2. Nf3 Nc6
3. Bc4 Bc5
4. d3 f5
The most common 4th move from white is 4. c3 but the next three alternatives 4. b4, 4. d3, 4. O-O are all very common variations for white. If white plays d3, black can strike with the Lucchini Gambit by playing 4…f5.
Now white will usually respond with 5. Ng5, 5. Bxg8, or 5. O-O.
This move makes logical sense for white. The knight on g5 is protected by the dark squared bishop. The knight and bishop also combine for an attack on the f7 square. Black now plays 5…f4. This blocks off the dark squared bishop for white and makes way for the light square bishop for black to eventually get involved into the action.
The most common play for white is to play 6. Nf7. This forks the black queen and rook. Black can play 6…Qh4 and threaten a massive attack. The most immediate threat is Qxf2# so white can’t take rook on h8. There are two ways for white to defend here. 7. O-O and 7. g3.
5. Ng5 f4 6. Nf7 Qh4 7. O-O
Black plays Nf6 and sets another trap. White may feel like they can take the rook on h8 now that f2 is secure, but it’s a trap. After 8. Nxh8 Ng4 and the threats become difficult for white to deal with. White looks to avoid mate on h2 by playing 9. h3. Black has the queen, knight, and bishop all lined up on the f2 pawn and can strike now.
If white tries 8. d4 instead of Nxh8, black can still play Ng4 with the same threats after Bxd4.
5. Ng5 f4 6. Nf7 Qh4 7. g3
Black pushes the queen forward 7…Qh3. The rook on h8 continues to be a trap. If white takes 8. Nxh8 then black plays d5 and prepares for Bg4. This attacks the white queen and adds additional pieces to the attack for black.
This isn’t as common as 5. Ng5 but your opponents may decide that trading off material is a solid plan when they don’t understand the opening. 5…Rxg8 and black is fine. If white now continues Ng5 black can play g6. This stops the white queen from coming to h5 and baits the knight to take the poisoned pawn on h7. Black can then play Qh4, threatening f2 mate and will capture the knight.

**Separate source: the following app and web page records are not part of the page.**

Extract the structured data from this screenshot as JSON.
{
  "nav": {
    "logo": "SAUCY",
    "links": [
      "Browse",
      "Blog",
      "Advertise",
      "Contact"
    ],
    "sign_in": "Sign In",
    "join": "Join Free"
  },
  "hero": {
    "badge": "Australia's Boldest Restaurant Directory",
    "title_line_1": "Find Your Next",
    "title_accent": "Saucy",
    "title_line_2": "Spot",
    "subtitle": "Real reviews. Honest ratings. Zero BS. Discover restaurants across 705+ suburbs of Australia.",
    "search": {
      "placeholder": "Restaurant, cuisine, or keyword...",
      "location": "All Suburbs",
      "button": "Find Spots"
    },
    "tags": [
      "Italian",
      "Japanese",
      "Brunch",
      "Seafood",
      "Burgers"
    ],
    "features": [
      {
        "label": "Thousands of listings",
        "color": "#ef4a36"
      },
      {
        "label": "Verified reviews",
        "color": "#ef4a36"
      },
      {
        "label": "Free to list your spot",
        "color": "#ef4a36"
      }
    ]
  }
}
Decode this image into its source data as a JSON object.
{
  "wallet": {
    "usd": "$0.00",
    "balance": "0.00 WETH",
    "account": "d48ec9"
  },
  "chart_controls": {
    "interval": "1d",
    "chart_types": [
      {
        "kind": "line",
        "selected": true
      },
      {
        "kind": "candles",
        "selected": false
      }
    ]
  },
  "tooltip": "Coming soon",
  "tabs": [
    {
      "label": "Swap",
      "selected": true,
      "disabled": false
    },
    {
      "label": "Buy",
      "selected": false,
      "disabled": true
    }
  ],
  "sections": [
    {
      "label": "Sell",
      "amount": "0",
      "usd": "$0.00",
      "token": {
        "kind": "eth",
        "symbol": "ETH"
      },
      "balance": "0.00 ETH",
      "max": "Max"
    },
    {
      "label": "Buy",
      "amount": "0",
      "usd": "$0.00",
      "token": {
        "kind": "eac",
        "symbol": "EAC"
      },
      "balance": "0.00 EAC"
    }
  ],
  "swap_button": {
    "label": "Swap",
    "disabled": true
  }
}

If white castles, then black will shift gears on tactics. Black continues with 5…Nf6 to attack the center. If white now goes for Ng5, then black defends with Qe7.
There aren’t many openings that are filled with as many traps as the Lucchini Gambit. White is always in tough positions and it’s difficult to find the right moves against the attack from black.
Below you can watch all of the lines referenced on this page and see a much deeper analysis on the Lucchini Gambit.